Abraham Lincoln’s Birthday
With malice toward none, with charity for all, with firmness in the right as God gives us to see the right, let us strive on to finish the work we are in, to bind up the nation’s wounds, to care for him who shall have borne the battle and for his widow and his orphan, to do all which may achieve and cherish a just and lasting peace among ourselves and with all nations.
President Abraham Lincoln, Inaugural Address, March 4, 1865
May all Americans, especially those who are elected leaders, think and act with integrity and unity.
Consider the divisions in our nation. How many are based in what we say are our real values and how many play to our darker nature? Are you part of this? If so, why? What can you do to help bring about healing?
Why do you see the speck in your brother’s eye but fail to notice the beam in your own eye?
If you love those who love you, what reward will you get? Do not even tax collectors do the same? And if you greet only your brothers, what are you doing more than others? Do not even Gentiles do the same? Be perfect, therefore, as your Heavenly Father is perfect.
For we are taking pains to do what is right, not only in the eyes of the Lord but also in the eyes of others.
2 Corinthians 8:21
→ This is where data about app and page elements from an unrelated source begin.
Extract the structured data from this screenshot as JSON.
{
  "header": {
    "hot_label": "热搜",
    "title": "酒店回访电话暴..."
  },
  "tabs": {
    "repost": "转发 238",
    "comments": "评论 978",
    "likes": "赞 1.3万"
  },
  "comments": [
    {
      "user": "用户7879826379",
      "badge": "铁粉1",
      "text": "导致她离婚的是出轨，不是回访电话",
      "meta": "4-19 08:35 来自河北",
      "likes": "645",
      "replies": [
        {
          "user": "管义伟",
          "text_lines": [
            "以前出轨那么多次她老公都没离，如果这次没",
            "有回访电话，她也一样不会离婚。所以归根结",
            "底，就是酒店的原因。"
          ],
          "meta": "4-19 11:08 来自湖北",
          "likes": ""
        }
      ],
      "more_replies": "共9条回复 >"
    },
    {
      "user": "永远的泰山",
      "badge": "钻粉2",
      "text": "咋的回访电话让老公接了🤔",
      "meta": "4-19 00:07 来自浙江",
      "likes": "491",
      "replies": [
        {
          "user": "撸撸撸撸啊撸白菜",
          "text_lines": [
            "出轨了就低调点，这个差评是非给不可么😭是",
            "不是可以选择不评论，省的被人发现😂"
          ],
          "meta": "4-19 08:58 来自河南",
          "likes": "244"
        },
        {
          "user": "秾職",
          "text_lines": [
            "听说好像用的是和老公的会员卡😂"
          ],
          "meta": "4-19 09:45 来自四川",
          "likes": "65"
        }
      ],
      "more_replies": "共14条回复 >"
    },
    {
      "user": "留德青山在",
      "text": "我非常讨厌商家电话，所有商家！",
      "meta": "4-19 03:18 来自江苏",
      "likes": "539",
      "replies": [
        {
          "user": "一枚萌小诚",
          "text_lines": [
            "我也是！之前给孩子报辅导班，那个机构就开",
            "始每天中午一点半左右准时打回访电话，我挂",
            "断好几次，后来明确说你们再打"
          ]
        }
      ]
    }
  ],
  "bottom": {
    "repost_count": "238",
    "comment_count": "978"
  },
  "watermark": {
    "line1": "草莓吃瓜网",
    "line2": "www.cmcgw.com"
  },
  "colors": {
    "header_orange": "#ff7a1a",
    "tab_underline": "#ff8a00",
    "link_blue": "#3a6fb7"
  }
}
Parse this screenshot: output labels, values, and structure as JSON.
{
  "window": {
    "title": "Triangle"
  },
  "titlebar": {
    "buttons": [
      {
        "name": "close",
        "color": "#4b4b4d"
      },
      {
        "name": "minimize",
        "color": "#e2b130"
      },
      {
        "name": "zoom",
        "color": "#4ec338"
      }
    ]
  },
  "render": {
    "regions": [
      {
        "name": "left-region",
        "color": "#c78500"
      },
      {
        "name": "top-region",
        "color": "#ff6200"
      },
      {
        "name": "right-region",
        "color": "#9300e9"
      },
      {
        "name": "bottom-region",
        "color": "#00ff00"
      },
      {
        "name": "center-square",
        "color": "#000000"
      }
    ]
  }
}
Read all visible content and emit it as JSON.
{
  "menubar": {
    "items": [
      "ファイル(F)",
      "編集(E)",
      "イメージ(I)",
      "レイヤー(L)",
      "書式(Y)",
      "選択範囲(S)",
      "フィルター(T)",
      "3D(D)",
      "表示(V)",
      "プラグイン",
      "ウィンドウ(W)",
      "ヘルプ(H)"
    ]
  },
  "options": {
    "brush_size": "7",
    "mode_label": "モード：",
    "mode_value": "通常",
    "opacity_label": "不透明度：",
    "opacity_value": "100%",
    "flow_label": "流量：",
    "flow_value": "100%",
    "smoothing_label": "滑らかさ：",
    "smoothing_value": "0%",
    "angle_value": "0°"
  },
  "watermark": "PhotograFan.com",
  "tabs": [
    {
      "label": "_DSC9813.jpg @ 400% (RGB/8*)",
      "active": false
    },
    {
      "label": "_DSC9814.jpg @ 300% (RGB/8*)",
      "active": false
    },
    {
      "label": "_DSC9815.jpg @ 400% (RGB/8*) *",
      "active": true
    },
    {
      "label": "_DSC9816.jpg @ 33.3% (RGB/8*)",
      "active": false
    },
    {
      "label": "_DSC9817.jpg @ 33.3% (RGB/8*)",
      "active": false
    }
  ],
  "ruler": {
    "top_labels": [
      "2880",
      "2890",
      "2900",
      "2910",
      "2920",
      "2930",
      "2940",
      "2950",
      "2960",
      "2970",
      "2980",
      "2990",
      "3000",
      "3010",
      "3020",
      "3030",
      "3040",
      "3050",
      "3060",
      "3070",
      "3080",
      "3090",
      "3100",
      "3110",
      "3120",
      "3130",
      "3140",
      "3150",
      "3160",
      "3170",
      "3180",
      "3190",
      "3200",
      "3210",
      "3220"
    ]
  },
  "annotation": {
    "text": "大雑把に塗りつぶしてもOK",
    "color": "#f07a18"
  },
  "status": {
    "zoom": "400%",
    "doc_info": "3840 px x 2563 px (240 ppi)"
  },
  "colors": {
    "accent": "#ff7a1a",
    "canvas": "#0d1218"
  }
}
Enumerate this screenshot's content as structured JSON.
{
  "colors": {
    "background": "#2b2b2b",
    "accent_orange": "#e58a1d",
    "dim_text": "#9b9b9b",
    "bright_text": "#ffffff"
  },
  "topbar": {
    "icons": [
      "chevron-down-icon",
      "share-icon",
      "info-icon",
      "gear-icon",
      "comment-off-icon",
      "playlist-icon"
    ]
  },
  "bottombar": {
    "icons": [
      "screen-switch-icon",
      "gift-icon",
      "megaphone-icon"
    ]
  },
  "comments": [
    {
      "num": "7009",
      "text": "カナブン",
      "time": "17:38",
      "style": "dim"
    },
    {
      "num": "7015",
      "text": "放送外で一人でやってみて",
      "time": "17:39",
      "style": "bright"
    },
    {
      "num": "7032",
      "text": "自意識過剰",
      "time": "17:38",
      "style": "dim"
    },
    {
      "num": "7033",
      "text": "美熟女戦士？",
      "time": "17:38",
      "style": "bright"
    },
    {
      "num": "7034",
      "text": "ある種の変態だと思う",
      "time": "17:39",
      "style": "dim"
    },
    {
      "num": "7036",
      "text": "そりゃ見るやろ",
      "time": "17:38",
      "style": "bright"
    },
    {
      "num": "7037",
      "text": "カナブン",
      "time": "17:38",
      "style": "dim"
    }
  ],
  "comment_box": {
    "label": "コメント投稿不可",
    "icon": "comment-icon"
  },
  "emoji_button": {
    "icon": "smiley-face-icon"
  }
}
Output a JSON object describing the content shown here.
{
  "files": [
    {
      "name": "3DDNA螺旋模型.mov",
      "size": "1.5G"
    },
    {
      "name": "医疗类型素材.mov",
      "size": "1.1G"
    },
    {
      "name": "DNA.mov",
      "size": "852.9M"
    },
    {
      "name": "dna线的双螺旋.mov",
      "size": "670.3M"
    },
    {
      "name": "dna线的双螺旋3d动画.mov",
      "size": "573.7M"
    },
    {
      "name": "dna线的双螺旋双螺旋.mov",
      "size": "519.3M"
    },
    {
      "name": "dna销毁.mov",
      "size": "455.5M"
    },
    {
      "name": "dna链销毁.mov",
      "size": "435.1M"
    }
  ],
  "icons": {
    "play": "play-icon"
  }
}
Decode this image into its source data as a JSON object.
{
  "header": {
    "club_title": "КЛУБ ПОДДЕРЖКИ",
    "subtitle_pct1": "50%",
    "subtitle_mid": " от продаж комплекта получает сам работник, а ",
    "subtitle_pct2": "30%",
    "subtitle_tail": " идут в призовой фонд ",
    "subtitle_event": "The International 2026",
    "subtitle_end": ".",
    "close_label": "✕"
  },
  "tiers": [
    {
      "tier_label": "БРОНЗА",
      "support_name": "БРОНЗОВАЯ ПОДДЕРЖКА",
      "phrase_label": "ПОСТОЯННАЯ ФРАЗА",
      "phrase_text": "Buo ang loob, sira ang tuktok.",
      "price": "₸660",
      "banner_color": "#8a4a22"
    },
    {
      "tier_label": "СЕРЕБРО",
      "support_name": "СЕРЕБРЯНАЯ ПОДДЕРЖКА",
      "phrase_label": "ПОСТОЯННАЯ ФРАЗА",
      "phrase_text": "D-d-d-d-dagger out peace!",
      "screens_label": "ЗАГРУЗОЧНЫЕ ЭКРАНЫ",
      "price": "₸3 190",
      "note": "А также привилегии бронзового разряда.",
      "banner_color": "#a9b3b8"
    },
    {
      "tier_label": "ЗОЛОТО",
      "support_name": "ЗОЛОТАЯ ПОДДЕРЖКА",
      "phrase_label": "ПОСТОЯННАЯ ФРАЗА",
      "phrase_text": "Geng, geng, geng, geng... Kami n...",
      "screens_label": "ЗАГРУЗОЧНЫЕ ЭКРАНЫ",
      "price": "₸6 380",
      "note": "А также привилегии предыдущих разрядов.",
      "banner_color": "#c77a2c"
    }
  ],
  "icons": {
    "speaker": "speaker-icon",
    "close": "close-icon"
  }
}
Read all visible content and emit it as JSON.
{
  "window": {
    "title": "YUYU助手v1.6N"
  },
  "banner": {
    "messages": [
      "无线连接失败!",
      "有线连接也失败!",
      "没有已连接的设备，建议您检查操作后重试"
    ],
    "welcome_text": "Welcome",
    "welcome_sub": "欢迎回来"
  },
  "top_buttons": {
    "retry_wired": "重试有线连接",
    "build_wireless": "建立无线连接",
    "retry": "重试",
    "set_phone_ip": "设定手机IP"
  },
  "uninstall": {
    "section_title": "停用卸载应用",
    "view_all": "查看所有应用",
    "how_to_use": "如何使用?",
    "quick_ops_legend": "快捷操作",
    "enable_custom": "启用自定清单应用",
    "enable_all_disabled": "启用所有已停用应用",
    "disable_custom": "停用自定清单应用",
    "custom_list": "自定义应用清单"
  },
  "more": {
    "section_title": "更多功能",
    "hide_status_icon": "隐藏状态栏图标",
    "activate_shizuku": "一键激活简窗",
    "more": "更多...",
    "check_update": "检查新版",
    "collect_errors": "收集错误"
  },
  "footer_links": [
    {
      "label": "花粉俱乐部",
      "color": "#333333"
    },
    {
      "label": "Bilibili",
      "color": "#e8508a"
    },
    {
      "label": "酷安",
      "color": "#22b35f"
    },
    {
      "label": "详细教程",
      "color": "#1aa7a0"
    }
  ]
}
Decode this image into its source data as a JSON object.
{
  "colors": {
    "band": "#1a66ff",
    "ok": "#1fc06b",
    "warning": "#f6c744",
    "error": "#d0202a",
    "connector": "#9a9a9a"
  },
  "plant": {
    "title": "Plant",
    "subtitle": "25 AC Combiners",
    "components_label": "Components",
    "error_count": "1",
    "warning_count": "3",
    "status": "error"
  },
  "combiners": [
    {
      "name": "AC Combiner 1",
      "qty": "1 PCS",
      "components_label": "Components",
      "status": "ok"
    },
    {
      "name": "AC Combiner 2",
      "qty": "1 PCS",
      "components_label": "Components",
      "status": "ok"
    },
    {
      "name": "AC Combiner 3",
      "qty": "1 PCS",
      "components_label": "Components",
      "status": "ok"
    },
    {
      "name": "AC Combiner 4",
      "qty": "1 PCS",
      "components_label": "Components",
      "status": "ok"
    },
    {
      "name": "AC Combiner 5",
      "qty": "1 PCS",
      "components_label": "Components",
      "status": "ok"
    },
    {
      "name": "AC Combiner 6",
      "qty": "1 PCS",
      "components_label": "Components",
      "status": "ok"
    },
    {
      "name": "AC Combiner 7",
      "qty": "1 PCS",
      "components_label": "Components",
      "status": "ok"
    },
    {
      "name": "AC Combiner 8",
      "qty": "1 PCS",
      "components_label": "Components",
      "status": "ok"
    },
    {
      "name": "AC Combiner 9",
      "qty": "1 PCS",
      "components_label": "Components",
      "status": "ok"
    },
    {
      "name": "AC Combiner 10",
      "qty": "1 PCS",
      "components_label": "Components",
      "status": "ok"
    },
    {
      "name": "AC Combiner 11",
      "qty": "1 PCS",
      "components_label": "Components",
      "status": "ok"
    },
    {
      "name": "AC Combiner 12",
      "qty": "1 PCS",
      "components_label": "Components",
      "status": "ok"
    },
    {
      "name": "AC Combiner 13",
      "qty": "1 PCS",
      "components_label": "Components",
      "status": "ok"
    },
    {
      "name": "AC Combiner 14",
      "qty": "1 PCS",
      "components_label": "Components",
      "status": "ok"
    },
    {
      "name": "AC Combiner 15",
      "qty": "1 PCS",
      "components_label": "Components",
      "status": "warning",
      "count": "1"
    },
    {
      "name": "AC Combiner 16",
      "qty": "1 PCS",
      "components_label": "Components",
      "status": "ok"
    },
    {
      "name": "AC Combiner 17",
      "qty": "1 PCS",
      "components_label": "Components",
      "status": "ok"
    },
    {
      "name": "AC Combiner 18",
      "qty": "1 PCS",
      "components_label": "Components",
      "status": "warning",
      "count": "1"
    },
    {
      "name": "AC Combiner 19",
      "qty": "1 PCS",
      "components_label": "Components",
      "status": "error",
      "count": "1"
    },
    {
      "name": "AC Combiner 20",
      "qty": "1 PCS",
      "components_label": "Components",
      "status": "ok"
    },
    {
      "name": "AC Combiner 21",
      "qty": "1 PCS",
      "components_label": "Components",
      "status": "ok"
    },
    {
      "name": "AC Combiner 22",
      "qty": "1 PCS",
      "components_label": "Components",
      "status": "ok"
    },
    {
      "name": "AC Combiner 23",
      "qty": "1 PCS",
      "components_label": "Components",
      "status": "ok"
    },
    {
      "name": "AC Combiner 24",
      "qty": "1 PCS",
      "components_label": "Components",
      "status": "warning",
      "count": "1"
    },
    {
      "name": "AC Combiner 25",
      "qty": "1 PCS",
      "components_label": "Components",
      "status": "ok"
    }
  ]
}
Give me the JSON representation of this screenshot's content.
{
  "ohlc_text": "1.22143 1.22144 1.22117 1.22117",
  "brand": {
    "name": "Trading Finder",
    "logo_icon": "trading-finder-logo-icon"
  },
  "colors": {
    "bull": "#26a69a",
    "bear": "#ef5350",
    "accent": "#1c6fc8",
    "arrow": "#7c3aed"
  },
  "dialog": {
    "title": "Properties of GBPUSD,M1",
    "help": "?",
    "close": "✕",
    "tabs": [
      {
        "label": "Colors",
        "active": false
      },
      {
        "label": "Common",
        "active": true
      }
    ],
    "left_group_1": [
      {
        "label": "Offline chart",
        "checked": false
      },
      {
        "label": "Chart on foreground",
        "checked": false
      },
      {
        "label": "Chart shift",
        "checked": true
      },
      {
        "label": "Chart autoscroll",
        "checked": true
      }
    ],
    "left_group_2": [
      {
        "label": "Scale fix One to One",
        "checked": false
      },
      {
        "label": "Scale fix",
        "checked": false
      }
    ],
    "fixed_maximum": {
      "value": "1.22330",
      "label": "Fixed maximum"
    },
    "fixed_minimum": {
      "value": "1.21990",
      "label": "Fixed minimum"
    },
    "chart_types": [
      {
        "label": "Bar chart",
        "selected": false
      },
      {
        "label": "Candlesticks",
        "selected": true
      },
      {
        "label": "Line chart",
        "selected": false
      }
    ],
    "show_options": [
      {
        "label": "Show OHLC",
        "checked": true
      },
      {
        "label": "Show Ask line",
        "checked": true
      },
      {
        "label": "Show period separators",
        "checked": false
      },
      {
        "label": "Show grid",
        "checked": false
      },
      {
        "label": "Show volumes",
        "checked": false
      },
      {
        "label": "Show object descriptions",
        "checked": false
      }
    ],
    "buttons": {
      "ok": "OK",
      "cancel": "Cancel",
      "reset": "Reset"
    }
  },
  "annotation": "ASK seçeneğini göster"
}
America will never be destroyed from the outside. If we falter and lose our freedoms, it will be because we destroyed ourselves.
Our progress in degeneracy appears to me to be pretty rapid. As a nation, we began by declaring that “all men are created equal.” We now practically read it, “all men are created equal except negroes.” When the Know-nothings get control, it will read, “all men are created equal except negroes and foreigners and Catholics.” When it comes to this, I shall prefer emigrating to some country where they make no pretense of loving liberty–to Russia, for instance, where despotism can be taken pure, and without the base alloy of hypocrisy.
No man has a good enough memory to be a successful liar.
How many legs does a dog have if you call his tail a leg? Four. Saying that a tail is a leg doesn’t make it a leg.
Great spirits have always found violent opposition from mediocrities. The latter cannot understand it when a man does not thoughtlessly submit to hereditary prejudices but honestly and courageously uses his intelligence.
You do not lead by hitting people over the head – that’s assault, not leadership.
Dwight D. Eisenhower
The unity of freedom has never relied on uniformity of opinion.
John Fitzgerald Kennedy
At the age of twenty-eight, Abraham Lincoln gave one of the great speeches of his life. He had been asked to speak at the Young Men’s Lyceum at Springfield, the capital city of Illinois. He chose as his subject, “The Perpetuation of Our Political Institutions.” The date was January 27, 1837. Lincoln deplored the spirit of lawlessness that was increasing among the people. He said: “There is even now something of ill omen amongst us. I mean that increasing disregard for law which pervades the country — the growing disposition to substitute the wild and furious passion in lieu of the sober judgment of courts, and the worse than savage mobs for the executive ministers of justice. The disposition is awfully fearful in any community; and that it now exists in ours … it would be a violation of truth to deny.” He was not afraid of invasion from without, but he saw the ominous possibility of self-destruction from within. He said: “At what point, then, is the approach of danger to be expected? I answer, if it ever reaches us, it must spring up among us. It cannot come from abroad. If destruction be our lot, we must ourselves be its author and finisher. As a nation of freemen, we must live through all time or die by suicide.”